Component data from apps and pages:
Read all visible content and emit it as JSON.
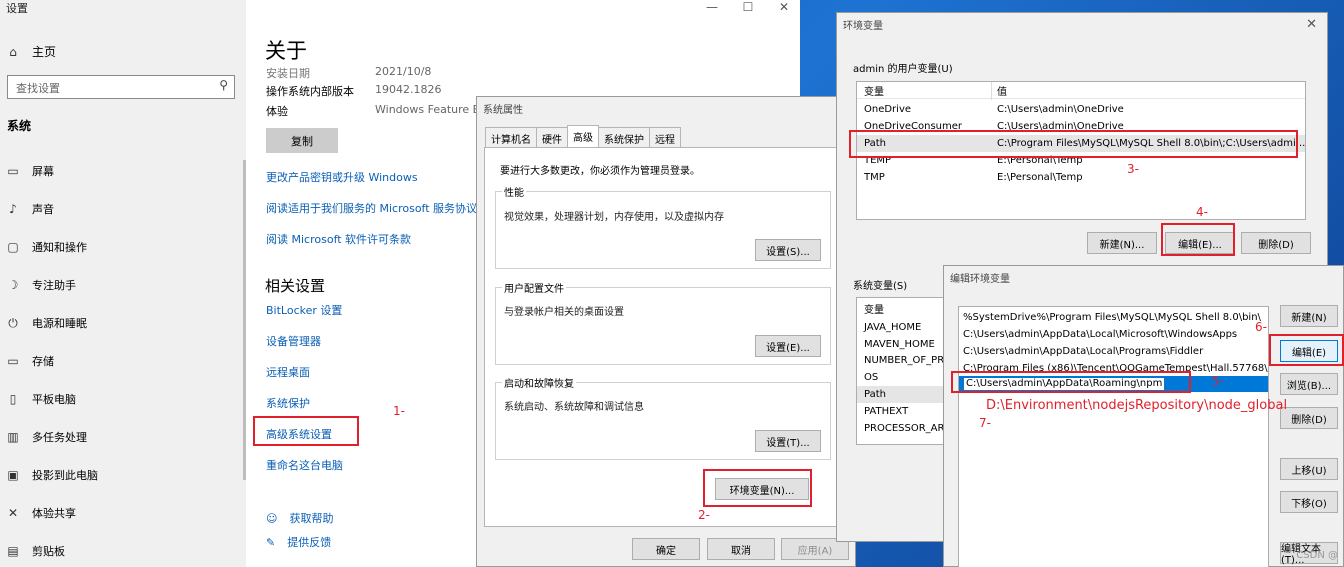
{
  "settings": {
    "title": "设置",
    "win_controls": [
      "—",
      "☐",
      "✕"
    ],
    "home": "主页",
    "search_placeholder": "查找设置",
    "section": "系统",
    "nav": [
      {
        "icon": "display-icon",
        "glyph": "▭",
        "label": "屏幕"
      },
      {
        "icon": "sound-icon",
        "glyph": "♪",
        "label": "声音"
      },
      {
        "icon": "notification-icon",
        "glyph": "▢",
        "label": "通知和操作"
      },
      {
        "icon": "focus-assist-icon",
        "glyph": "☽",
        "label": "专注助手"
      },
      {
        "icon": "power-icon",
        "glyph": "⏻",
        "label": "电源和睡眠"
      },
      {
        "icon": "storage-icon",
        "glyph": "▭",
        "label": "存储"
      },
      {
        "icon": "tablet-icon",
        "glyph": "▯",
        "label": "平板电脑"
      },
      {
        "icon": "multitasking-icon",
        "glyph": "▥",
        "label": "多任务处理"
      },
      {
        "icon": "project-icon",
        "glyph": "▣",
        "label": "投影到此电脑"
      },
      {
        "icon": "shared-experience-icon",
        "glyph": "✕",
        "label": "体验共享"
      },
      {
        "icon": "clipboard-icon",
        "glyph": "▤",
        "label": "剪贴板"
      }
    ],
    "about_title": "关于",
    "specs": [
      {
        "k": "安装日期",
        "v": "2021/10/8"
      },
      {
        "k": "操作系统内部版本",
        "v": "19042.1826"
      },
      {
        "k": "体验",
        "v": "Windows Feature Exp"
      }
    ],
    "copy_btn": "复制",
    "links": [
      "更改产品密钥或升级 Windows",
      "阅读适用于我们服务的 Microsoft 服务协议",
      "阅读 Microsoft 软件许可条款"
    ],
    "related_title": "相关设置",
    "related": [
      "BitLocker 设置",
      "设备管理器",
      "远程桌面",
      "系统保护",
      "高级系统设置",
      "重命名这台电脑"
    ],
    "help": [
      {
        "icon": "help-icon",
        "glyph": "☺",
        "label": "获取帮助"
      },
      {
        "icon": "feedback-icon",
        "glyph": "✎",
        "label": "提供反馈"
      }
    ]
  },
  "sysprop": {
    "title": "系统属性",
    "tabs": [
      "计算机名",
      "硬件",
      "高级",
      "系统保护",
      "远程"
    ],
    "admin_note": "要进行大多数更改，你必须作为管理员登录。",
    "perf": {
      "title": "性能",
      "desc": "视觉效果，处理器计划，内存使用，以及虚拟内存",
      "btn": "设置(S)..."
    },
    "profile": {
      "title": "用户配置文件",
      "desc": "与登录帐户相关的桌面设置",
      "btn": "设置(E)..."
    },
    "startup": {
      "title": "启动和故障恢复",
      "desc": "系统启动、系统故障和调试信息",
      "btn": "设置(T)..."
    },
    "env_btn": "环境变量(N)...",
    "ok": "确定",
    "cancel": "取消",
    "apply": "应用(A)"
  },
  "envvars": {
    "title": "环境变量",
    "user_group": "admin 的用户变量(U)",
    "col_var": "变量",
    "col_val": "值",
    "user_vars": [
      {
        "name": "OneDrive",
        "value": "C:\\Users\\admin\\OneDrive"
      },
      {
        "name": "OneDriveConsumer",
        "value": "C:\\Users\\admin\\OneDrive"
      },
      {
        "name": "Path",
        "value": "C:\\Program Files\\MySQL\\MySQL Shell 8.0\\bin\\;C:\\Users\\admi..."
      },
      {
        "name": "TEMP",
        "value": "E:\\Personal\\Temp"
      },
      {
        "name": "TMP",
        "value": "E:\\Personal\\Temp"
      }
    ],
    "new_btn": "新建(N)...",
    "edit_btn": "编辑(E)...",
    "delete_btn": "删除(D)",
    "sys_group": "系统变量(S)",
    "sys_vars": [
      "JAVA_HOME",
      "MAVEN_HOME",
      "NUMBER_OF_PRO",
      "OS",
      "Path",
      "PATHEXT",
      "PROCESSOR_ARC"
    ]
  },
  "editenv": {
    "title": "编辑环境变量",
    "paths": [
      "%SystemDrive%\\Program Files\\MySQL\\MySQL Shell 8.0\\bin\\",
      "C:\\Users\\admin\\AppData\\Local\\Microsoft\\WindowsApps",
      "C:\\Users\\admin\\AppData\\Local\\Programs\\Fiddler",
      "C:\\Program Files (x86)\\Tencent\\QQGameTempest\\Hall.57768\\"
    ],
    "selected_path": "C:\\Users\\admin\\AppData\\Roaming\\npm",
    "buttons": [
      "新建(N)",
      "编辑(E)",
      "浏览(B)...",
      "删除(D)",
      "上移(U)",
      "下移(O)",
      "编辑文本(T)..."
    ]
  },
  "annotations": {
    "n1": "1-",
    "n2": "2-",
    "n3": "3-",
    "n4": "4-",
    "n5": "5-",
    "n6": "6-",
    "n7": "7-",
    "new_path": "D:\\Environment\\nodejsRepository\\node_global",
    "color": "#e0212b"
  },
  "watermark": "CSDN @"
}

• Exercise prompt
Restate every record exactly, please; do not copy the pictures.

• Response
Read all visible content and emit it as JSON.
{
  "settings": {
    "title": "设置",
    "win_controls": [
      "—",
      "☐",
      "✕"
    ],
    "home": "主页",
    "search_placeholder": "查找设置",
    "section": "系统",
    "nav": [
      {
        "icon": "display-icon",
        "glyph": "▭",
        "label": "屏幕"
      },
      {
        "icon": "sound-icon",
        "glyph": "♪",
        "label": "声音"
      },
      {
        "icon": "notification-icon",
        "glyph": "▢",
        "label": "通知和操作"
      },
      {
        "icon": "focus-assist-icon",
        "glyph": "☽",
        "label": "专注助手"
      },
      {
        "icon": "power-icon",
        "glyph": "⏻",
        "label": "电源和睡眠"
      },
      {
        "icon": "storage-icon",
        "glyph": "▭",
        "label": "存储"
      },
      {
        "icon": "tablet-icon",
        "glyph": "▯",
        "label": "平板电脑"
      },
      {
        "icon": "multitasking-icon",
        "glyph": "▥",
        "label": "多任务处理"
      },
      {
        "icon": "project-icon",
        "glyph": "▣",
        "label": "投影到此电脑"
      },
      {
        "icon": "shared-experience-icon",
        "glyph": "✕",
        "label": "体验共享"
      },
      {
        "icon": "clipboard-icon",
        "glyph": "▤",
        "label": "剪贴板"
      }
    ],
    "about_title": "关于",
    "specs": [
      {
        "k": "安装日期",
        "v": "2021/10/8"
      },
      {
        "k": "操作系统内部版本",
        "v": "19042.1826"
      },
      {
        "k": "体验",
        "v": "Windows Feature Exp"
      }
    ],
    "copy_btn": "复制",
    "links": [
      "更改产品密钥或升级 Windows",
      "阅读适用于我们服务的 Microsoft 服务协议",
      "阅读 Microsoft 软件许可条款"
    ],
    "related_title": "相关设置",
    "related": [
      "BitLocker 设置",
      "设备管理器",
      "远程桌面",
      "系统保护",
      "高级系统设置",
      "重命名这台电脑"
    ],
    "help": [
      {
        "icon": "help-icon",
        "glyph": "☺",
        "label": "获取帮助"
      },
      {
        "icon": "feedback-icon",
        "glyph": "✎",
        "label": "提供反馈"
      }
    ]
  },
  "sysprop": {
    "title": "系统属性",
    "tabs": [
      "计算机名",
      "硬件",
      "高级",
      "系统保护",
      "远程"
    ],
    "admin_note": "要进行大多数更改，你必须作为管理员登录。",
    "perf": {
      "title": "性能",
      "desc": "视觉效果，处理器计划，内存使用，以及虚拟内存",
      "btn": "设置(S)..."
    },
    "profile": {
      "title": "用户配置文件",
      "desc": "与登录帐户相关的桌面设置",
      "btn": "设置(E)..."
    },
    "startup": {
      "title": "启动和故障恢复",
      "desc": "系统启动、系统故障和调试信息",
      "btn": "设置(T)..."
    },
    "env_btn": "环境变量(N)...",
    "ok": "确定",
    "cancel": "取消",
    "apply": "应用(A)"
  },
  "envvars": {
    "title": "环境变量",
    "user_group": "admin 的用户变量(U)",
    "col_var": "变量",
    "col_val": "值",
    "user_vars": [
      {
        "name": "OneDrive",
        "value": "C:\\Users\\admin\\OneDrive"
      },
      {
        "name": "OneDriveConsumer",
        "value": "C:\\Users\\admin\\OneDrive"
      },
      {
        "name": "Path",
        "value": "C:\\Program Files\\MySQL\\MySQL Shell 8.0\\bin\\;C:\\Users\\admi..."
      },
      {
        "name": "TEMP",
        "value": "E:\\Personal\\Temp"
      },
      {
        "name": "TMP",
        "value": "E:\\Personal\\Temp"
      }
    ],
    "new_btn": "新建(N)...",
    "edit_btn": "编辑(E)...",
    "delete_btn": "删除(D)",
    "sys_group": "系统变量(S)",
    "sys_vars": [
      "JAVA_HOME",
      "MAVEN_HOME",
      "NUMBER_OF_PRO",
      "OS",
      "Path",
      "PATHEXT",
      "PROCESSOR_ARC"
    ]
  },
  "editenv": {
    "title": "编辑环境变量",
    "paths": [
      "%SystemDrive%\\Program Files\\MySQL\\MySQL Shell 8.0\\bin\\",
      "C:\\Users\\admin\\AppData\\Local\\Microsoft\\WindowsApps",
      "C:\\Users\\admin\\AppData\\Local\\Programs\\Fiddler",
      "C:\\Program Files (x86)\\Tencent\\QQGameTempest\\Hall.57768\\"
    ],
    "selected_path": "C:\\Users\\admin\\AppData\\Roaming\\npm",
    "buttons": [
      "新建(N)",
      "编辑(E)",
      "浏览(B)...",
      "删除(D)",
      "上移(U)",
      "下移(O)",
      "编辑文本(T)..."
    ]
  },
  "annotations": {
    "n1": "1-",
    "n2": "2-",
    "n3": "3-",
    "n4": "4-",
    "n5": "5-",
    "n6": "6-",
    "n7": "7-",
    "new_path": "D:\\Environment\\nodejsRepository\\node_global",
    "color": "#e0212b"
  },
  "watermark": "CSDN @"
}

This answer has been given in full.